Every line holding the string "number" should be copied from the listing.
· · · · ·
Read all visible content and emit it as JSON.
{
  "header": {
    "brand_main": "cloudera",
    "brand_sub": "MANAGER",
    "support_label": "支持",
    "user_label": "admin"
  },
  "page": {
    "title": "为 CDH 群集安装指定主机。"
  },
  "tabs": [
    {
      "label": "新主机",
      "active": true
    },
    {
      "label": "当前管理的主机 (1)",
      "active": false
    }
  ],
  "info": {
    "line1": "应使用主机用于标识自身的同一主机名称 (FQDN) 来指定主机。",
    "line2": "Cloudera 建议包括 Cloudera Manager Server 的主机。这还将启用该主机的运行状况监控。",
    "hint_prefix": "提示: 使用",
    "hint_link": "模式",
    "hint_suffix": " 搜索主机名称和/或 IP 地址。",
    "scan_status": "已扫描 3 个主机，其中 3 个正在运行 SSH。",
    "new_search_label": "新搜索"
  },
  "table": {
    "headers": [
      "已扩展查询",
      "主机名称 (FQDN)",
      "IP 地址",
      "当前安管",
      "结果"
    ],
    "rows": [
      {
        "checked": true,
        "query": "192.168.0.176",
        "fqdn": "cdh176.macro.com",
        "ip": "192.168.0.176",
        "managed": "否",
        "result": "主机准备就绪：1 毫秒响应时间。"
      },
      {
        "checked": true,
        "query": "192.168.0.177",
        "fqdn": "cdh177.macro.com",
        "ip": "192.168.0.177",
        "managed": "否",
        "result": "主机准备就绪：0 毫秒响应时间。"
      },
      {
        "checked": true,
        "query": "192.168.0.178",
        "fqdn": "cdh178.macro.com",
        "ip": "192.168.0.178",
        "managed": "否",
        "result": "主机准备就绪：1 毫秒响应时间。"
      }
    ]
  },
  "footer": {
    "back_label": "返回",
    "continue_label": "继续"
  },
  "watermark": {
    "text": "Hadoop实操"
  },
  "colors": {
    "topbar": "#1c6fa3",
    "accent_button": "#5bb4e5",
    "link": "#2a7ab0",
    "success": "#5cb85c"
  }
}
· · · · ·
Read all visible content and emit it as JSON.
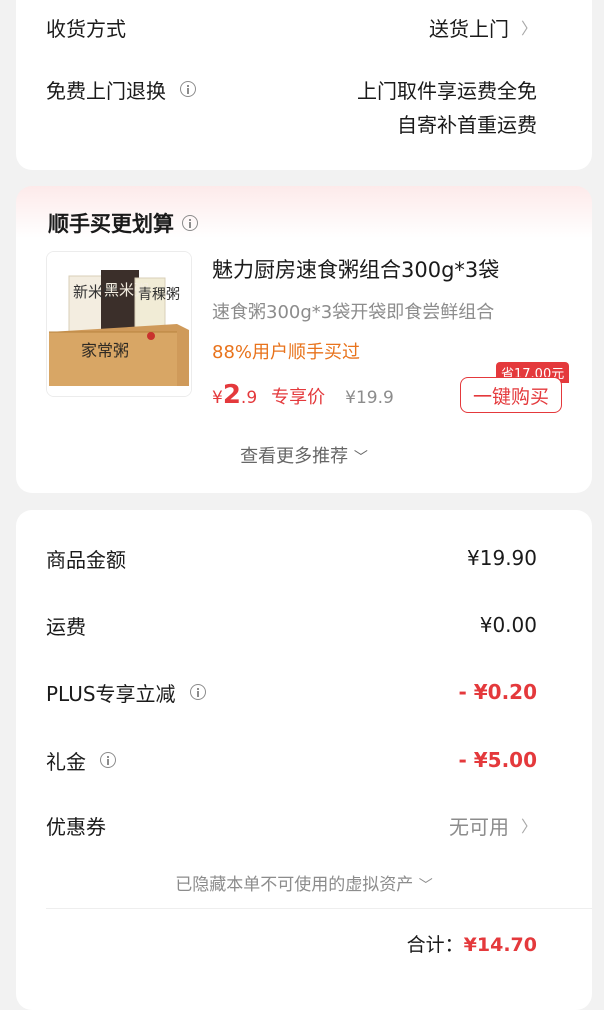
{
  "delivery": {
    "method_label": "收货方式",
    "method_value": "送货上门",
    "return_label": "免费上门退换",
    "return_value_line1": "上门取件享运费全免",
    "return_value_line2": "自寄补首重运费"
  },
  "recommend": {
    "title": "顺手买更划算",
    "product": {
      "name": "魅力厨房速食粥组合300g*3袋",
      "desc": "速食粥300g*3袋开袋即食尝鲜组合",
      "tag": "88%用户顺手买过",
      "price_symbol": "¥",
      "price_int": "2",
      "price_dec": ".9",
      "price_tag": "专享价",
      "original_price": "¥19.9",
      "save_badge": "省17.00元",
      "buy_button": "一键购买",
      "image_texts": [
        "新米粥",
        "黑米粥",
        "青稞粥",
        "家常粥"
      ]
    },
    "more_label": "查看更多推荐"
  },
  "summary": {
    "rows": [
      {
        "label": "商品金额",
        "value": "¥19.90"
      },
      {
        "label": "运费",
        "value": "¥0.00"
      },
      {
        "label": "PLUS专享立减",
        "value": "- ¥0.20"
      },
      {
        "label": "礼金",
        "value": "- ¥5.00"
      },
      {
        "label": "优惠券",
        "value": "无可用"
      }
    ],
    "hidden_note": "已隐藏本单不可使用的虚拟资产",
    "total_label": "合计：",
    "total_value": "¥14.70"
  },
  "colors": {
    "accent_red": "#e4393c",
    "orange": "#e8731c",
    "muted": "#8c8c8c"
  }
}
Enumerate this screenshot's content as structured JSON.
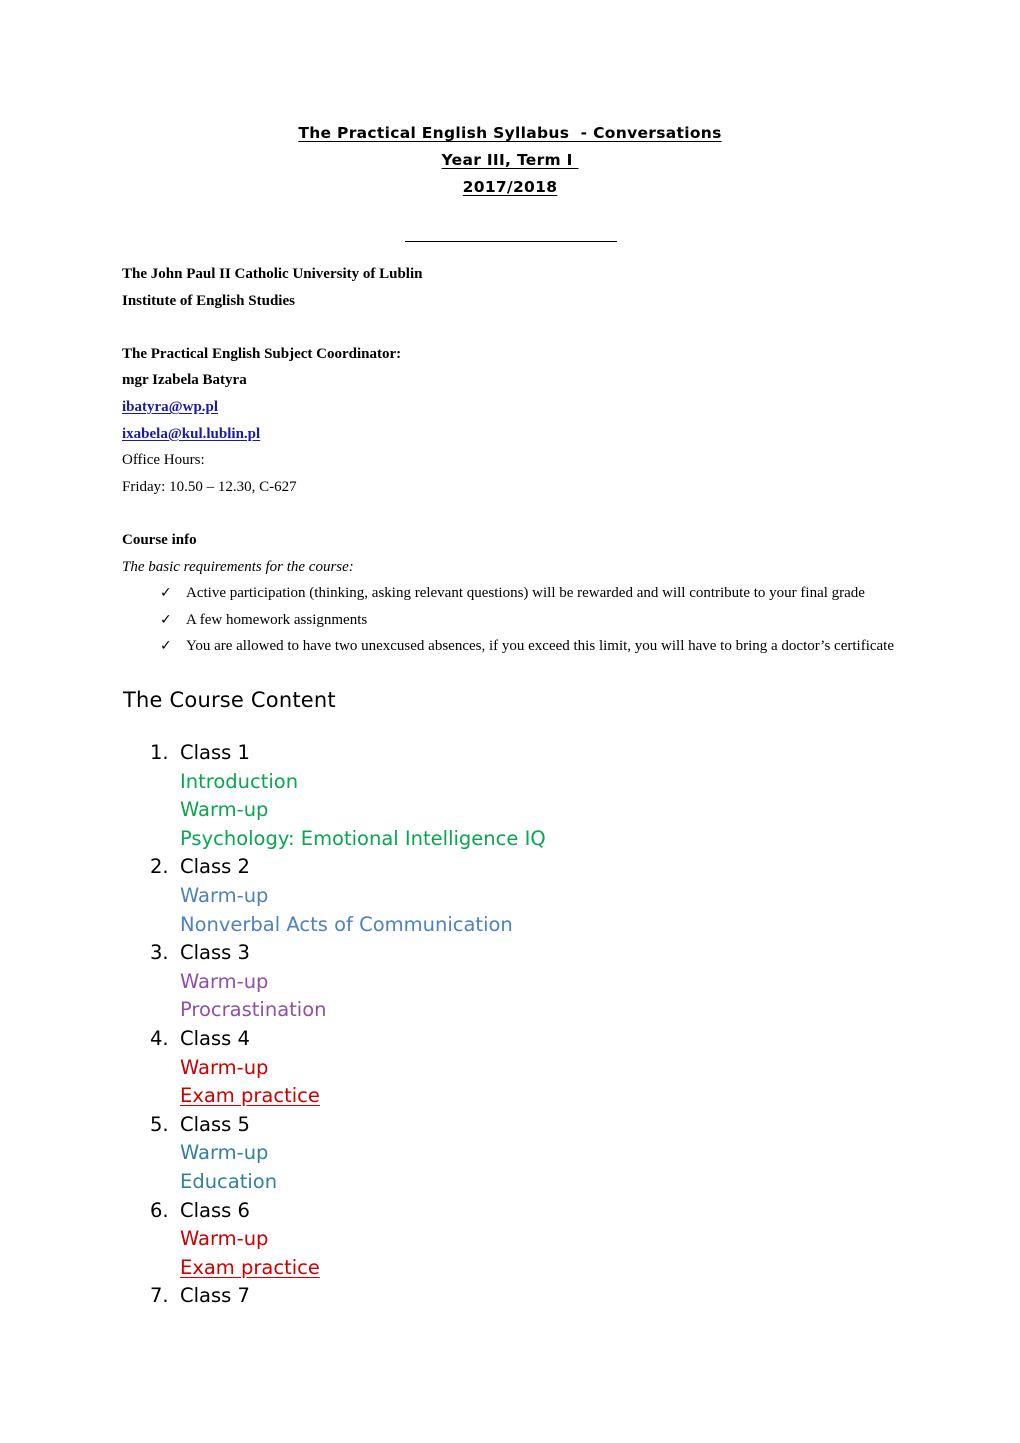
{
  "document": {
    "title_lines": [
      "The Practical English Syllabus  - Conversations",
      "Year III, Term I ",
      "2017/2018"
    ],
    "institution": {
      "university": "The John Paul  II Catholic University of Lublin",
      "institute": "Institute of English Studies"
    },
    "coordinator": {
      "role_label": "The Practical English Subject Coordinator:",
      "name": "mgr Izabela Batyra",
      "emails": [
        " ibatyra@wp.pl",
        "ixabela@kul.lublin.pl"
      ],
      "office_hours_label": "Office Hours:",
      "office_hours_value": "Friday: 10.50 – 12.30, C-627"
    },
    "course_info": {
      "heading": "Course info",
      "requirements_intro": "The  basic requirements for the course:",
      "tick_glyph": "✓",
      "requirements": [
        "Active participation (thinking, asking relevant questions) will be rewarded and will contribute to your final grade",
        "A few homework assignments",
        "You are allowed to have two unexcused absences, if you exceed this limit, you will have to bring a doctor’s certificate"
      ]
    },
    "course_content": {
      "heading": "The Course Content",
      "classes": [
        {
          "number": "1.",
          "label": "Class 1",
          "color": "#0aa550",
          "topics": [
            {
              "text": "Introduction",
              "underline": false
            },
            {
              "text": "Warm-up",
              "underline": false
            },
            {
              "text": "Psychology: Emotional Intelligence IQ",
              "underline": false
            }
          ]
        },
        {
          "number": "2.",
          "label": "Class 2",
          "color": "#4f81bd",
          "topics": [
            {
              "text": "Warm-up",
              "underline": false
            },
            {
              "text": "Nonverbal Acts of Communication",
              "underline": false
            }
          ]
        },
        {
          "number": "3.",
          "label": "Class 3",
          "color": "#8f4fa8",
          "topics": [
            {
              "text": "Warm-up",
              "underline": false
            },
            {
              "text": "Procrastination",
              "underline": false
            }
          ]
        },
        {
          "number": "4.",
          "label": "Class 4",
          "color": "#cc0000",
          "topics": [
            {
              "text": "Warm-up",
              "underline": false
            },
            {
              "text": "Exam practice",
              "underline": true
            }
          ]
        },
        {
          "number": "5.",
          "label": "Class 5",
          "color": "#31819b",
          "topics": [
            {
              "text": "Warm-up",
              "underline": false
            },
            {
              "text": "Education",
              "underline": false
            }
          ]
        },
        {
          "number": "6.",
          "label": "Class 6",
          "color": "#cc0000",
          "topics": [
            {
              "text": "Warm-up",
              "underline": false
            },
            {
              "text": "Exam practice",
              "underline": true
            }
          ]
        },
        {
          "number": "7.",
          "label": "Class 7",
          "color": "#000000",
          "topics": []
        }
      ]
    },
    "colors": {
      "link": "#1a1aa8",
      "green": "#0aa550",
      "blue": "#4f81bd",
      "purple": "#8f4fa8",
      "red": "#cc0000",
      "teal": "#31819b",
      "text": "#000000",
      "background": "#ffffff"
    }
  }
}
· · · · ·
*Solution to the problem:*
          "number": "1.",
          "number": "2.",
          "number": "3.",
          "number": "4.",
          "number": "5.",
          "number": "6.",
          "number": "7.",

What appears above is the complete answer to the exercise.